What is needed:
Among the entries, which lines carry the string "인스턴스"? Copy each of them.

Input:
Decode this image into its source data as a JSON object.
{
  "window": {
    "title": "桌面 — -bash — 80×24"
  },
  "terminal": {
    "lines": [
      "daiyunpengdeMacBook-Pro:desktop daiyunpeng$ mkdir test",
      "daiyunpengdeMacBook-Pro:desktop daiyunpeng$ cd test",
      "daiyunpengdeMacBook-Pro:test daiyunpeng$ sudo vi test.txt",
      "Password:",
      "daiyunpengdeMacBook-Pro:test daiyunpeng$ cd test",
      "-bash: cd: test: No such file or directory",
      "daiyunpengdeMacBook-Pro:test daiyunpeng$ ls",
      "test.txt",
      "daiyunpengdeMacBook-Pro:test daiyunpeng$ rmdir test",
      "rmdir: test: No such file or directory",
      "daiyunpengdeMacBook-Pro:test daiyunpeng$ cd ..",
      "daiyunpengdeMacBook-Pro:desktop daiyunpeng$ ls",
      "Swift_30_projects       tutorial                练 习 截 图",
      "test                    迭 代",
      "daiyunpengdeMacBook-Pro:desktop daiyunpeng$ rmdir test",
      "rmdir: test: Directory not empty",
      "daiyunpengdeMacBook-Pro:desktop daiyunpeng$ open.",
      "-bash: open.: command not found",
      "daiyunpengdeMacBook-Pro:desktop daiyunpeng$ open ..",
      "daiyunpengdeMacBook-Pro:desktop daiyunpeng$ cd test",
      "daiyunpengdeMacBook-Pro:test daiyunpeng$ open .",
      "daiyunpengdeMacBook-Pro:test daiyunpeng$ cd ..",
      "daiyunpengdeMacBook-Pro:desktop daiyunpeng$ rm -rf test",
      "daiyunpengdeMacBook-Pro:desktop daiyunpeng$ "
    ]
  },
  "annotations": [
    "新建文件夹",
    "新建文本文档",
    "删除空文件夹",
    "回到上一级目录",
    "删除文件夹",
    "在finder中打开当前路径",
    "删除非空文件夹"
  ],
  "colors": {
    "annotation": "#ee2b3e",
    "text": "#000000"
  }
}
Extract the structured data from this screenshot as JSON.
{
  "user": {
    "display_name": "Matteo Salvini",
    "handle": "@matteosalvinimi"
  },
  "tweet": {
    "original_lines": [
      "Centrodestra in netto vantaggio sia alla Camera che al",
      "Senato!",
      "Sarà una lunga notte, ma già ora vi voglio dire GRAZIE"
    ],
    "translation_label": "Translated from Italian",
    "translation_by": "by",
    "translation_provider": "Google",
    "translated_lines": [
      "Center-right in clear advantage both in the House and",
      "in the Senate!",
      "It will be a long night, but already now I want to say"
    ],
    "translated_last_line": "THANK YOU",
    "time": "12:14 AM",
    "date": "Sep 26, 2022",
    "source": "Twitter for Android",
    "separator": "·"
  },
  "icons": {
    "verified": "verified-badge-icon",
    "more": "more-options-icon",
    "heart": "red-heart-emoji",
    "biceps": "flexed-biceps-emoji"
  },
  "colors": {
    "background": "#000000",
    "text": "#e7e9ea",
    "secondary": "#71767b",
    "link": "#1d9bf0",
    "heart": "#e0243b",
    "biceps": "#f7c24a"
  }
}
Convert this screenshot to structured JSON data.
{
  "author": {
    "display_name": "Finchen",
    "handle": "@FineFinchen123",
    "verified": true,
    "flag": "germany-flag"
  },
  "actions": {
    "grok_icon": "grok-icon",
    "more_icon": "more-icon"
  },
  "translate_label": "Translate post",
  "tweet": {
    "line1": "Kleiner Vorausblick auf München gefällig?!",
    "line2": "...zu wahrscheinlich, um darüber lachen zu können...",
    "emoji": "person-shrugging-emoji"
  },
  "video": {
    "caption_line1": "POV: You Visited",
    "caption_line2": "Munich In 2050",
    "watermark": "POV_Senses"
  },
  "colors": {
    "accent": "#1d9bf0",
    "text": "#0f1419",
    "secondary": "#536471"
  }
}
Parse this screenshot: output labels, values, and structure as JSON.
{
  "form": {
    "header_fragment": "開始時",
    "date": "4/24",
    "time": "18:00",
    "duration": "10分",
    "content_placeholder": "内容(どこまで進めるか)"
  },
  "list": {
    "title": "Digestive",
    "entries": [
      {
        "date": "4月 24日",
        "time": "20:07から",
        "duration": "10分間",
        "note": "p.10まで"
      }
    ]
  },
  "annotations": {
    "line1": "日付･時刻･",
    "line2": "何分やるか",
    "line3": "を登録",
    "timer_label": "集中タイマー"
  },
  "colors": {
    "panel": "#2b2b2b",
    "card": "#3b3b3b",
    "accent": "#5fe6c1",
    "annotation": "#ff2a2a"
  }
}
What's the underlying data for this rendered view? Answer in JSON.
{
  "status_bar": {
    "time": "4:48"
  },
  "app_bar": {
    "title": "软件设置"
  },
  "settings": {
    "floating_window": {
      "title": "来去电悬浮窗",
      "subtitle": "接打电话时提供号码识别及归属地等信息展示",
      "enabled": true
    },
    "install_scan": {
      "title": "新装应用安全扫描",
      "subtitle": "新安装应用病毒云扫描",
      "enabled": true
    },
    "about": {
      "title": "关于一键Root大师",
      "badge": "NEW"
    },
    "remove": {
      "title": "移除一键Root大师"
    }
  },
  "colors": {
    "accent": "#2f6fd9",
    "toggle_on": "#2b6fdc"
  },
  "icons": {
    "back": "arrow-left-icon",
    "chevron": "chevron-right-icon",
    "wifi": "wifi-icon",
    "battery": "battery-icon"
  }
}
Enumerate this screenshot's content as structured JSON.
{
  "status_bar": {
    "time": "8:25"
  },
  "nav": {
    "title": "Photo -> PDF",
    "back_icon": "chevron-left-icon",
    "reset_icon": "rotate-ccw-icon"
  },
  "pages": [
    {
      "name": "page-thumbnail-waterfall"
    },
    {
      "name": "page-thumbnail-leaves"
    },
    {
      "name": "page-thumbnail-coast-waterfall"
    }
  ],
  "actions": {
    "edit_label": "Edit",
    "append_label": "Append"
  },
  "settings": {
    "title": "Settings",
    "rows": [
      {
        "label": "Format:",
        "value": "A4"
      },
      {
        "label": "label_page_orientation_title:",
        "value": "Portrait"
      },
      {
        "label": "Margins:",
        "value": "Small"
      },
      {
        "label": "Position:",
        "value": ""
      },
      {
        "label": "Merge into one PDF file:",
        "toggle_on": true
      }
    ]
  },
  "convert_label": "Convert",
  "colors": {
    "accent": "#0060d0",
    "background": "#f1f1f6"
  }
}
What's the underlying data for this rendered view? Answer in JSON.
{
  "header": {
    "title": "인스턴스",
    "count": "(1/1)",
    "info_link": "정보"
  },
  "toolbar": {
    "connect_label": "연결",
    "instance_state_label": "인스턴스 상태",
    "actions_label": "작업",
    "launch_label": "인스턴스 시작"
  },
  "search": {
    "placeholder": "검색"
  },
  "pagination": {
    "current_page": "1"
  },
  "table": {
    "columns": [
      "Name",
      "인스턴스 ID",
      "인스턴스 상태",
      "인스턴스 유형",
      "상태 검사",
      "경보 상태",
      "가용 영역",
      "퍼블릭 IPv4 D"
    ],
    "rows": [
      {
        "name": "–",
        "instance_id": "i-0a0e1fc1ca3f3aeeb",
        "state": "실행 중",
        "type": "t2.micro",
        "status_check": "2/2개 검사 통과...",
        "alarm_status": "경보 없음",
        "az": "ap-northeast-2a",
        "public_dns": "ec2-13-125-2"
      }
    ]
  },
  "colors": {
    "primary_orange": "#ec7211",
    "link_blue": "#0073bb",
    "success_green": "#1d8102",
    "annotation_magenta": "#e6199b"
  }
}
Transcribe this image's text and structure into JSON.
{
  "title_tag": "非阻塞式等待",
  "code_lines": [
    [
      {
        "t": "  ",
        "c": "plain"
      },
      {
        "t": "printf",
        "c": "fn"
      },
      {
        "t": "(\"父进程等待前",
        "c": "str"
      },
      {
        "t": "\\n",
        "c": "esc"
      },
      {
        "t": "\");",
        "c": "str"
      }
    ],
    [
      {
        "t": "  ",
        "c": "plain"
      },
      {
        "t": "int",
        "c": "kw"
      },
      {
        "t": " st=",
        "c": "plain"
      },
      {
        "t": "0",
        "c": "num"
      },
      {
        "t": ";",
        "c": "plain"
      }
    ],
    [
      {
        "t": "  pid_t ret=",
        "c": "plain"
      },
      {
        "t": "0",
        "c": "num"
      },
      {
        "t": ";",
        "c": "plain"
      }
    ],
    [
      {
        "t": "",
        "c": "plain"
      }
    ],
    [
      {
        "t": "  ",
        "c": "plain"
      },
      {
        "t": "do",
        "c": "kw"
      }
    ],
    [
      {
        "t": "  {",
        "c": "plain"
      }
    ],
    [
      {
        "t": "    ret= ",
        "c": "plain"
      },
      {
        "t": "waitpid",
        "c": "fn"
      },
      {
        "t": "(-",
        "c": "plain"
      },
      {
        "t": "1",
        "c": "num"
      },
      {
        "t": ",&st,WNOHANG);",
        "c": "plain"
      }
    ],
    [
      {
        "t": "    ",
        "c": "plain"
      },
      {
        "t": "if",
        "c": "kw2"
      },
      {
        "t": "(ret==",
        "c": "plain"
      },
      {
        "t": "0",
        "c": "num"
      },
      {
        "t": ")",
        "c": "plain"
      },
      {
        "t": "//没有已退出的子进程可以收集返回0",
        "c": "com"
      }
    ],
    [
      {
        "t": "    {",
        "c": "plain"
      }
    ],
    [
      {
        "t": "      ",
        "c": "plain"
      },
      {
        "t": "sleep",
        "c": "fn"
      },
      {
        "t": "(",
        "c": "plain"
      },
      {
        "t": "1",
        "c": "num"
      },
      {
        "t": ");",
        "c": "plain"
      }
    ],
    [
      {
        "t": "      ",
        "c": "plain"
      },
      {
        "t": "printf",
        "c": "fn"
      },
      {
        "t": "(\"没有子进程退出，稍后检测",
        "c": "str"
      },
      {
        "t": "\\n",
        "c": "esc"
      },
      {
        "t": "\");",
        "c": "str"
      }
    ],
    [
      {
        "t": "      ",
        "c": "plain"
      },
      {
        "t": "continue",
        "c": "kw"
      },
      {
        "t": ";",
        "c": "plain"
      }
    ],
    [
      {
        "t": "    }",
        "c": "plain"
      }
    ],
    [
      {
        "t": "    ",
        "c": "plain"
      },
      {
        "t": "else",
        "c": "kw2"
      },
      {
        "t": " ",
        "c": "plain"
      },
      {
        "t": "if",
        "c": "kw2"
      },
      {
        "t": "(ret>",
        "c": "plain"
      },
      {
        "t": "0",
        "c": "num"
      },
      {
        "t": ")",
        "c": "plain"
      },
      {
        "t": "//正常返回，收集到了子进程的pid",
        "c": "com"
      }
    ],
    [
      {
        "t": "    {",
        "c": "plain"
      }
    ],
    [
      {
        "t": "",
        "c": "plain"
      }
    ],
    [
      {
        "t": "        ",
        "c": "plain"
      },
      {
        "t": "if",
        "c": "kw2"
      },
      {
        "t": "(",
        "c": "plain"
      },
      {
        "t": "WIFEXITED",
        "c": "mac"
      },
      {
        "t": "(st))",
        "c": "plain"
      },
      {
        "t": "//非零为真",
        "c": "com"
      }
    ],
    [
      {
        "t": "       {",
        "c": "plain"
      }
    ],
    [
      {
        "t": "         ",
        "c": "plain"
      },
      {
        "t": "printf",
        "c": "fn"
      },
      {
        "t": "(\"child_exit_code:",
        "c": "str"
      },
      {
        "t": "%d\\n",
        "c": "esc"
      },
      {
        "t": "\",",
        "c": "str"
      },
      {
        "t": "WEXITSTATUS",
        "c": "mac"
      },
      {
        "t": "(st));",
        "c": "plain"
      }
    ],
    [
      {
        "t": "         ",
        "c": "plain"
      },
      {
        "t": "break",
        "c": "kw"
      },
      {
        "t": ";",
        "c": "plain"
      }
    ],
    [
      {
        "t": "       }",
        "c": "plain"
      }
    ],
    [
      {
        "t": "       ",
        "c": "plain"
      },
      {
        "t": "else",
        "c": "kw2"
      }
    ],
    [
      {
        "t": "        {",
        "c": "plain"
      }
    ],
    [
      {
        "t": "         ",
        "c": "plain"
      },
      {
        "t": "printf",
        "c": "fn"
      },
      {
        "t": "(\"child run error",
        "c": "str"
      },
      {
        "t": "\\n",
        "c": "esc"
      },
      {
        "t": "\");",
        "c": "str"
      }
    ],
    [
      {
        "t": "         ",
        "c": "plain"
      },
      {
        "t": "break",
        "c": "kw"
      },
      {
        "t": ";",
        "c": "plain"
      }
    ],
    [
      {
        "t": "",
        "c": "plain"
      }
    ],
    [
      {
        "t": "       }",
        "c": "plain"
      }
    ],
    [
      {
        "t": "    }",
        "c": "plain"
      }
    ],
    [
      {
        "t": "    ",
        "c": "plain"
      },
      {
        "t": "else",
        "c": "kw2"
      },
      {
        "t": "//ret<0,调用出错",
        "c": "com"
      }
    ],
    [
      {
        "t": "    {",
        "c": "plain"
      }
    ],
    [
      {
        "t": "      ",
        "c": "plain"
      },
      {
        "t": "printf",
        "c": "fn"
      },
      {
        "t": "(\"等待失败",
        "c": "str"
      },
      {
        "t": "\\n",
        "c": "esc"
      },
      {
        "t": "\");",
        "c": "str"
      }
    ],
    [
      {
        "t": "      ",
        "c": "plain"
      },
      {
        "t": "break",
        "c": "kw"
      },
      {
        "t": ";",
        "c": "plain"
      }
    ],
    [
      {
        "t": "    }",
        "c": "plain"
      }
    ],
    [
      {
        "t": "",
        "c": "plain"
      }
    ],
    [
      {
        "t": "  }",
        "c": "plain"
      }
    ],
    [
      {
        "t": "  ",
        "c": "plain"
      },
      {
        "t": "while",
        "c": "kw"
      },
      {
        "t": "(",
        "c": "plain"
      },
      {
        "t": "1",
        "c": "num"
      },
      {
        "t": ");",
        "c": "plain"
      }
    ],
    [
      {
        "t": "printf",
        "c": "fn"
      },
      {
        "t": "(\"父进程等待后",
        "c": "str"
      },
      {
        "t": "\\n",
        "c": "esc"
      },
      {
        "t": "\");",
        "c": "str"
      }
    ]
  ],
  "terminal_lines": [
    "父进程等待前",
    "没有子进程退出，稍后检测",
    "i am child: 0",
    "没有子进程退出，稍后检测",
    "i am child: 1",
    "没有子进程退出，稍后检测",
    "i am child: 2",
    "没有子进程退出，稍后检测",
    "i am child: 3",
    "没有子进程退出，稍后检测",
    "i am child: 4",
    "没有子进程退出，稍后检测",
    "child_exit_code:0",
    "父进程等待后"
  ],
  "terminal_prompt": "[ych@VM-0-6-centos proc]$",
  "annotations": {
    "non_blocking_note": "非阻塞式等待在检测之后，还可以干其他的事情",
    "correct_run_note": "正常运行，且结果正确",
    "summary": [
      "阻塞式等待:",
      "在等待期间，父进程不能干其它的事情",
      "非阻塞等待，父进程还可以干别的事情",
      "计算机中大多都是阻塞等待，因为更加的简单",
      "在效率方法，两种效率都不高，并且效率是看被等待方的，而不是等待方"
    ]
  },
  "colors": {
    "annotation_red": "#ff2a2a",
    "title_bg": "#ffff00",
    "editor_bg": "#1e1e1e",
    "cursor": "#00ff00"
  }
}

Solution for this exercise:
    "title": "인스턴스",
    "instance_state_label": "인스턴스 상태",
    "launch_label": "인스턴스 시작"
      "인스턴스 ID",
      "인스턴스 상태",
      "인스턴스 유형",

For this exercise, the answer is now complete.